The U.S. government’s borrowing needs will decline slightly in the final three months of 2023 from the prior quarter, a potentially significant development during a turbulent time for the global bond market.
U.S. Treasury Announcement
In a closely watched announcement Monday afternoon, the U.S. Department of the Treasury revealed that it would be scaling back its borrowing, seeking to raise $776 billion.
Decrease from Previous Quarter
This amount marked a decrease from the $1.01 trillion in privately held marketable debt borrowed in the July-through-September period, the highest ever for that particular quarter.
Wall Street’s Expectations Defied
The borrowing level announced by the Treasury appeared to be somewhat below the expectations on Wall Street. Strategists at JPMorgan Chase had anticipated the announcement to be around $800 billion.
A Notable Deviation
The deviation from these expectations was notable, given the financial market’s vigilance in uncertain economic conditions.
The July Trigger: A Frenzy in the Bond Market
Back in July, when the Treasury first signaled its heightened borrowing needs, it set off a frenzy in the bond market.
Highest Levels Since 2007
Yields surged to their highest levels since 2007, reminiscent of the early days of what would later become a global financial crisis.
A Ripple Effect
This event caused a ripple effect throughout the financial markets, impacting bonds and stocks.
Stocks React to the Announcement
When the Treasury’s announcement came on Monday, stocks experienced a reaction.
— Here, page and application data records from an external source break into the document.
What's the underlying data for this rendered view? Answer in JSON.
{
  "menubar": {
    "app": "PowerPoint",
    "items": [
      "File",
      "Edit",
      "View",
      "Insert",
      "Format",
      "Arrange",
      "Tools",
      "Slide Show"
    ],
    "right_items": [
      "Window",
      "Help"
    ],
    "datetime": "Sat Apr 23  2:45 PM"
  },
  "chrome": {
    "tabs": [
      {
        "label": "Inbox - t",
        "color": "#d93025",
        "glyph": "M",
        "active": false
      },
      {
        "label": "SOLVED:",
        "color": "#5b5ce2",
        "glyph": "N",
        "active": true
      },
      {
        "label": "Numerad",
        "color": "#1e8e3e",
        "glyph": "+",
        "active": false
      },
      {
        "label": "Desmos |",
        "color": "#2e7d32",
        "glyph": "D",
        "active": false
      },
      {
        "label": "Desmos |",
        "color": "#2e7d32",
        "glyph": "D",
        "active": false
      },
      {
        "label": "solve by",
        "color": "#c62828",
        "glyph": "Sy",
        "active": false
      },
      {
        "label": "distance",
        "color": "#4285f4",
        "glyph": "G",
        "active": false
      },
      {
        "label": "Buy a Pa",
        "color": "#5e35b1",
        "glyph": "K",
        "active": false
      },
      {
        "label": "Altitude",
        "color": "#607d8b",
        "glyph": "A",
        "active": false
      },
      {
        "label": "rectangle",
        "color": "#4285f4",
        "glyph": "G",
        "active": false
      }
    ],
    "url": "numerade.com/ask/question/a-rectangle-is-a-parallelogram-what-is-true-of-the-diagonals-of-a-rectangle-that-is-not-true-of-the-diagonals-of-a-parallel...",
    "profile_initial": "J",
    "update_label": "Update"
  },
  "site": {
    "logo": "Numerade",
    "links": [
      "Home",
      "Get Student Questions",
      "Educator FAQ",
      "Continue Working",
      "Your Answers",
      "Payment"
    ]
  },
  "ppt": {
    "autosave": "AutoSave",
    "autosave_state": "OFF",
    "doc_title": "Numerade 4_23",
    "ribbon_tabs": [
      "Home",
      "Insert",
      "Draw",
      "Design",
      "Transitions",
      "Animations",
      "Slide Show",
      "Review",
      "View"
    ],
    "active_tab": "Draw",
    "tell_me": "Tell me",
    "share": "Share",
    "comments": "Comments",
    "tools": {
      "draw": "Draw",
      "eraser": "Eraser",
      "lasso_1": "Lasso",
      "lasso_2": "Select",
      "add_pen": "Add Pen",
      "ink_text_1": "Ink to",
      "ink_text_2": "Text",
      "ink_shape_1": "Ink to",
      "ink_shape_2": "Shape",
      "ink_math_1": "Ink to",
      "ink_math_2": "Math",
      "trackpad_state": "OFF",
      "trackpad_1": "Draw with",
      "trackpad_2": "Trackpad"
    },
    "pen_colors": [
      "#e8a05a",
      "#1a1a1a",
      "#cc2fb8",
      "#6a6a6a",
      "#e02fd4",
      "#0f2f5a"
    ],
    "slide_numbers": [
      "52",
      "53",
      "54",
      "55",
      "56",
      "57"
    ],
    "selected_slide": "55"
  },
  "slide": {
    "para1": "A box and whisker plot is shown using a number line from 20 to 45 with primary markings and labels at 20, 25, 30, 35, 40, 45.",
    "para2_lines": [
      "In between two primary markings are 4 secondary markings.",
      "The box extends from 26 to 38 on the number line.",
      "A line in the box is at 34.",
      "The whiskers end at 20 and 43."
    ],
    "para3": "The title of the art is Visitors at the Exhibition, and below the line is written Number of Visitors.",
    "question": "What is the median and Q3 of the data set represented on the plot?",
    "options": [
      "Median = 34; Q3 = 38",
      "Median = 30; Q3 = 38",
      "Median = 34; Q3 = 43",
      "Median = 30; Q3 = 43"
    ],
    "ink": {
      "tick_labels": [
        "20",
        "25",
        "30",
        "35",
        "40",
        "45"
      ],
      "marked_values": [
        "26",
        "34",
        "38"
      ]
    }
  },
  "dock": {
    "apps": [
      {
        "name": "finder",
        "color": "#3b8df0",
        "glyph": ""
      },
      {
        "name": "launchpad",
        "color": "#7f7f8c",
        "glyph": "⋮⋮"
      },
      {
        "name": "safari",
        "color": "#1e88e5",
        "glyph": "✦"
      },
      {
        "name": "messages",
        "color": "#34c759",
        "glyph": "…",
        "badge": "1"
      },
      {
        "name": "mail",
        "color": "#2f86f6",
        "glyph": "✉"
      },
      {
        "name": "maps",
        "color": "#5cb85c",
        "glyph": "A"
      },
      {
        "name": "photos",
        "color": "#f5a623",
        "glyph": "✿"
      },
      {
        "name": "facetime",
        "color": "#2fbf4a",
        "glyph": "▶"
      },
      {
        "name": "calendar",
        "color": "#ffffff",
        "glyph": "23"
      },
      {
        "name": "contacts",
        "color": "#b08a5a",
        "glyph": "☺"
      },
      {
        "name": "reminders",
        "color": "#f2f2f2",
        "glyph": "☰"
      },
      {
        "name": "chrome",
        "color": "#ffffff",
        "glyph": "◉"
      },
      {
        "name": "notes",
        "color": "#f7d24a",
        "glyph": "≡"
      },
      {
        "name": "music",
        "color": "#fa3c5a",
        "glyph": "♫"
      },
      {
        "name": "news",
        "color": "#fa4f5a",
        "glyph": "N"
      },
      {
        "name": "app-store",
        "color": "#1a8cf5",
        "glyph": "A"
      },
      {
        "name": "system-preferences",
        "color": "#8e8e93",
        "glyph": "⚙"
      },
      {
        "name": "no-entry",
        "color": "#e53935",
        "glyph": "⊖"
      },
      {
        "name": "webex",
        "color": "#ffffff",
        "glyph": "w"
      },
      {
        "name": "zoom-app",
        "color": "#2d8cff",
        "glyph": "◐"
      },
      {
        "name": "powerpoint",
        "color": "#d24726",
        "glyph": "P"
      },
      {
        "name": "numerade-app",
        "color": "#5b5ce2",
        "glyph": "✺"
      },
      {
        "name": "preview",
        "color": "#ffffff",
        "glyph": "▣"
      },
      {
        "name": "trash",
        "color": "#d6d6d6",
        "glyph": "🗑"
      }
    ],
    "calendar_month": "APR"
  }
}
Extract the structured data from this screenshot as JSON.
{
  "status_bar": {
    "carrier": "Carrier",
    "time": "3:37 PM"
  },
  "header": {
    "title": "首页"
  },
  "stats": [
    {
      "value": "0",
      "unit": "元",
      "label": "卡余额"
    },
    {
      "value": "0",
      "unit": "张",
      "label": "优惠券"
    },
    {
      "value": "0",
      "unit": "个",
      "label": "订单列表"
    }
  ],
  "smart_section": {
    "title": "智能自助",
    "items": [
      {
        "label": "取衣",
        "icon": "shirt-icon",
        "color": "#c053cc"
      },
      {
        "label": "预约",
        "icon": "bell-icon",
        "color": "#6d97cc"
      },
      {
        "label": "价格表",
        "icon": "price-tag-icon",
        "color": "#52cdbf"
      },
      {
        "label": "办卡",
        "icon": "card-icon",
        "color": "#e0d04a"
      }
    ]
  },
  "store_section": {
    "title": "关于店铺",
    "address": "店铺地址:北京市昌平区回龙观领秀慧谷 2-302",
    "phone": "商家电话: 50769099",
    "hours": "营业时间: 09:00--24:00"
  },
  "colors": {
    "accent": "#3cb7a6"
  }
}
Although they lost some gains, they remained strongly positive after the news broke.
Treasury yields, on the other hand, mostly trended higher, causing apprehension among investors.
Higher Yields and the Federal Reserve’s Policy
Markets have been preoccupied with the implications of higher yields. The government’s borrowing needs and the Federal Reserve’s restrictive policies have amplified these concerns.
Investors are closely watching how these factors might affect the overall economic landscape.
Factors Contributing to Lower Borrowing Needs
According to government officials, the decrease in borrowing needs can be attributed to higher receipts, which were, to some extent, offset by more extraordinary expenses.
The Balancing Act
This balancing act has been crucial in determining the government’s borrowing requirements.
Expectations for the Upcoming Quarter
For the January-through-March period, which marks the government’s fiscal second quarter, the Treasury anticipates borrowing $816 billion.
Wall Street Estimate Undershot
This figure surpasses Wall Street estimates, with JPMorgan expecting a more modest $698 billion.
It’s worth noting that the record for quarterly borrowing occurred in the April-through-June stretch of 2020, when borrowing soared to nearly $2.8 trillion during the early days of the COVID-19 pandemic.
Maintaining a Cash Balance
The Treasury has signaled its intention to maintain a $750 billion cash balance for both quarters. This decision underscores the importance of liquidity management as the government navigates its fiscal responsibilities.
Market Watch: Upcoming Announcements and Expectations
Investors are closely monitoring an announcement from the Treasury scheduled for Wednesday detailing the size of auctions, the duration of bonds being issued, and their timing.
The Close of Two-Day Policy Meeting
On the same day, the Federal Reserve will conclude its two-day policy meeting, and markets are overwhelmingly anticipating the central bank to hold interest rates steady.
Fiscal 2023 Budget Deficit
The Monday announcement arrived ten days after the government disclosed that the fiscal 2023 budget deficit would be approximately $1.7 trillion.
This represents an increase of around $320 billion from the prior year, reiterating the economic challenges faced by the government.
Accompanying the borrowing announcement was an economic summary. It indicated that growth remained strong even though inflation had cooled.
Still Above Reserve’s Target
Despite the inflation decline, it remained well above the Federal Reserve’s target.
However, the statement also suggested that growth is likely to decelerate sharply, with expectations of a 0.7% growth rate in the fourth quarter and just 1% for all of 2024.
More From Thrifty Guardian
Featured Image Credit: Shutterstock / rarrarorro.